- TASK DESCRIPTION -
Which lines of the data below contain "theteamie"? Please show them all.

- DATA SUPPLIED -
▼▼▼

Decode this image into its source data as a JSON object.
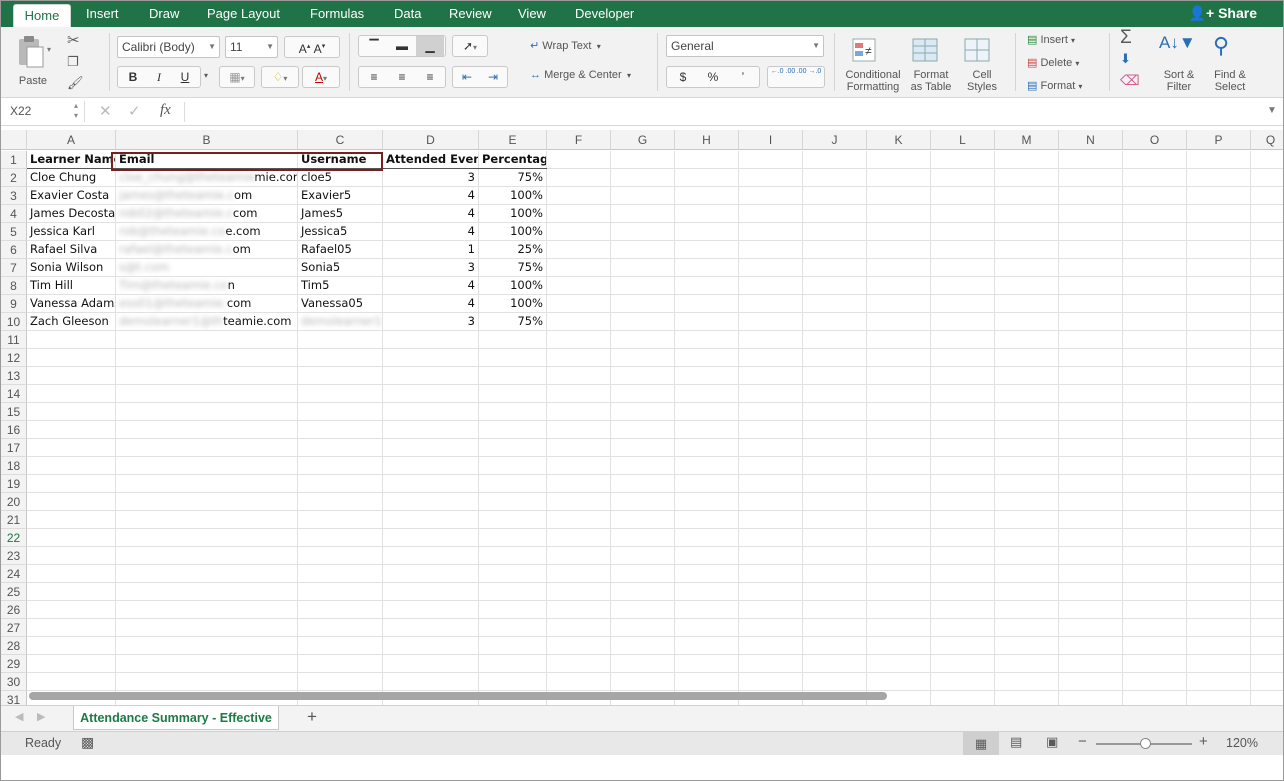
{
  "ribbon_tabs": [
    "Home",
    "Insert",
    "Draw",
    "Page Layout",
    "Formulas",
    "Data",
    "Review",
    "View",
    "Developer"
  ],
  "share_label": "Share",
  "clipboard": {
    "paste_label": "Paste"
  },
  "font": {
    "name": "Calibri (Body)",
    "size": "11"
  },
  "alignment": {
    "wrap_label": "Wrap Text",
    "merge_label": "Merge & Center"
  },
  "number": {
    "format": "General",
    "currency": "$",
    "percent": "%",
    "comma": "ʼ",
    "inc_decimal": "←.0 .00",
    "dec_decimal": ".00 →.0"
  },
  "styles": {
    "conditional_l1": "Conditional",
    "conditional_l2": "Formatting",
    "format_table_l1": "Format",
    "format_table_l2": "as Table",
    "cell_styles_l1": "Cell",
    "cell_styles_l2": "Styles"
  },
  "cells_group": {
    "insert_label": "Insert",
    "delete_label": "Delete",
    "format_label": "Format"
  },
  "editing": {
    "sort_l1": "Sort &",
    "sort_l2": "Filter",
    "find_l1": "Find &",
    "find_l2": "Select"
  },
  "formula_bar": {
    "name_box": "X22",
    "fx": "fx",
    "content": ""
  },
  "columns": [
    "A",
    "B",
    "C",
    "D",
    "E",
    "F",
    "G",
    "H",
    "I",
    "J",
    "K",
    "L",
    "M",
    "N",
    "O",
    "P",
    "Q"
  ],
  "row_numbers": [
    "1",
    "2",
    "3",
    "4",
    "5",
    "6",
    "7",
    "8",
    "9",
    "10",
    "11",
    "12",
    "13",
    "14",
    "15",
    "16",
    "17",
    "18",
    "19",
    "20",
    "21",
    "22",
    "23",
    "24",
    "25",
    "26",
    "27",
    "28",
    "29",
    "30",
    "31"
  ],
  "selected_row": "22",
  "headers": [
    "Learner Name",
    "Email",
    "Username",
    "Attended Events",
    "Percentage"
  ],
  "rows": [
    {
      "name": "Cloe Chung",
      "email_blur": "cloe_chung@theteamie",
      "email_visible": "mie.com",
      "username": "cloe5",
      "events": "3",
      "pct": "75%"
    },
    {
      "name": "Exavier Costa",
      "email_blur": "james@theteamie.c",
      "email_visible": "om",
      "username": "Exavier5",
      "events": "4",
      "pct": "100%"
    },
    {
      "name": "James Decosta",
      "email_blur": "rob02@theteamie.c",
      "email_visible": "com",
      "username": "James5",
      "events": "4",
      "pct": "100%"
    },
    {
      "name": "Jessica Karl",
      "email_blur": "rob@theteamie.co",
      "email_visible": "e.com",
      "username": "Jessica5",
      "events": "4",
      "pct": "100%"
    },
    {
      "name": "Rafael Silva",
      "email_blur": "rafael@theteamie.c",
      "email_visible": "om",
      "username": "Rafael05",
      "events": "1",
      "pct": "25%"
    },
    {
      "name": "Sonia Wilson",
      "email_blur": "s@t.com",
      "email_visible": "",
      "username": "Sonia5",
      "events": "3",
      "pct": "75%"
    },
    {
      "name": "Tim Hill",
      "email_blur": "Tim@theteamie.co",
      "email_visible": "n",
      "username": "Tim5",
      "events": "4",
      "pct": "100%"
    },
    {
      "name": "Vanessa Adams",
      "email_blur": "ess01@theteamie.",
      "email_visible": "com",
      "username": "Vanessa05",
      "events": "4",
      "pct": "100%"
    },
    {
      "name": "Zach Gleeson",
      "email_blur": "demolearner1@th",
      "email_visible": "teamie.com",
      "username_blur": "demolearner1",
      "username": "",
      "events": "3",
      "pct": "75%"
    }
  ],
  "sheet_tab": "Attendance Summary - Effective",
  "status": {
    "ready": "Ready",
    "zoom": "120%"
  },
  "colors": {
    "ribbon_green": "#207346",
    "highlight": "#7a1f1f"
  }
}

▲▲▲

- EXERCISE ANSWER -
      "email_blur": "cloe_chung@theteamie",
      "email_blur": "james@theteamie.c",
      "email_blur": "rob02@theteamie.c",
      "email_blur": "rob@theteamie.co",
      "email_blur": "rafael@theteamie.c",
      "email_blur": "Tim@theteamie.co",
      "email_blur": "ess01@theteamie.",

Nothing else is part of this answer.